Toiletries – Add a packet of tissues or wet wipes to your toiletries along with a ziplock bag. There can be long stretches of road without access to a restroom so if you have to stop on the side of the road you will be really glad you have these (and you do not want to leave behind any litter).
Bonus Pro Tip: Car doors can double as privacy shields if you have to make an emergency roadside stop.
Tip: If your itinerary is going around Ring Road and moving accommodations every day or two remember that you will be hauling your suitcase out of the car and repacking A LOT. I definitely recommend packing as light as possible. If you can find guesthouses or AirBnB that has access to a washer and dryer this will also help you limit what you need to bring. By packing just 2 outfits each we were both able to get everything in a carry-on suitcase. For more on packing light, take a peek at this earlier post.
Planning Your Trip
So I am just going to put it out there…you won’t be able to do it all. I am convinced you could live there and not do it all. There are infinite things to do and to this day I still see amazing pics on Instagram of all the things we missed and I am green with jealousy. So while everyone puts together a “Top 10 List” keep in mind that is from their trip and they probably missed all kinds of things too. Just driving down the road in Iceland is an experience and you will want to stop every 2 miles (seriously, just wait and see).
We booked our trip last minute and we stayed in Iceland only for a week and once we started planning realized that we should have gone for a minimum of 10 days (really 2+ weeks is more ideal). However, those were the tickets so we did some mad planning! You can go here to see that places we visited in Iceland.
Ring Road – This is the road that circles the whole island and will be the primary route for your journey. Many of the more popular tourist attractions are in the south (like Golden Circle), which means most people depart Reykjavik taking Ring Road south. However, because of our chosen itinerary, we actually did the opposite and departed Reykjavik going northwest.
I recommend starting with the Northern part of the island first and working your way to the south because it is more scenic in this direction. How do I know this you ask? Well, interesting story! When we were 60% around the island a bridge on Ring Road collapsed due to rain and that section of the road was closed for the duration of our trip. We had to turn around and drive all the way back around the island to get to the southern part. We lost a day of our trip, but we were able to see the island from both directions and we found north to south to be more beautiful.
Accommodations – Outside of the main cities and some of the larger villages the typical hotel in Iceland is scarce.
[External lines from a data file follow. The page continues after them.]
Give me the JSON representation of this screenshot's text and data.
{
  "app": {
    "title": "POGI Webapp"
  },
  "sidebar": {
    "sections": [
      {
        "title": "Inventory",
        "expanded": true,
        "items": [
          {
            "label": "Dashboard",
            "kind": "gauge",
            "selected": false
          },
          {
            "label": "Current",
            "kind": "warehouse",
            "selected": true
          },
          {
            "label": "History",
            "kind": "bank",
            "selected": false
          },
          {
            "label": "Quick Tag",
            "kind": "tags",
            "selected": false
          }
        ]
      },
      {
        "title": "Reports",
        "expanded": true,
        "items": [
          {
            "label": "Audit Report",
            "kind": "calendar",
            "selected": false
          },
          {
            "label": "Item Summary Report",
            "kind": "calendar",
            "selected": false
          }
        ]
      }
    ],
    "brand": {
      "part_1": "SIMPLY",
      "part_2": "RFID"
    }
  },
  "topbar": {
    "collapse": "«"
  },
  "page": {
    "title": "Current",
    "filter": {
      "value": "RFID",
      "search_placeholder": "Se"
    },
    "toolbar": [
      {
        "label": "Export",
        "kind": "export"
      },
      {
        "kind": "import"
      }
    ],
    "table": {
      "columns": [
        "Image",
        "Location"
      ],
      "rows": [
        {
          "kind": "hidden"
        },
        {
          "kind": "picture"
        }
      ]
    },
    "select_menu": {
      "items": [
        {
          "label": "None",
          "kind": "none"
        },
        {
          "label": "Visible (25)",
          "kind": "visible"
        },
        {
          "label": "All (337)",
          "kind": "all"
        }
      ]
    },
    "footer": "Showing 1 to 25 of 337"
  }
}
Most accommodations are Airbnb, Hostels, or Guest Houses. I love these types of accommodations because you get a chance to meet more locals or interact with other visitors to Iceland since you are often sharing a common living space.
Tip: While I often take trips where my accommodations are not booked in advance I would recommend (at least on the first trip to Iceland) booking in advance. Rooms can be limited in some villages or a long distance outside of a village. We were there in a low season so there were open rooms, but in high season this could be a challenge. But also be flexible, you never know when you may run into a car or nature issue and requires you to change your plans without notice.
Other super-cool accommodation options that are available are camper vans and tent camping. While we did not do that on this trip I have done both of these in prior vacations and had a blast. I highly recommend them as a great way to have an adventure vacation. Iceland has a lot of campgrounds in which you can have both a camper van and a tent. My next trip to Iceland will likely involve a camper van.
Most Importantly…Have Fun!
Best of luck with planning an amazing Icelandic adventure and if you have any questions send me a note and I will help out as much as I can! Or on the flip side if you have an Icelandic tip or suggestion send it to me so I can add to the list (with reader credit of course).
P.S. To check out our Icelandic adventure, visit this blog post: Road Tripping Iceland in 7 Days.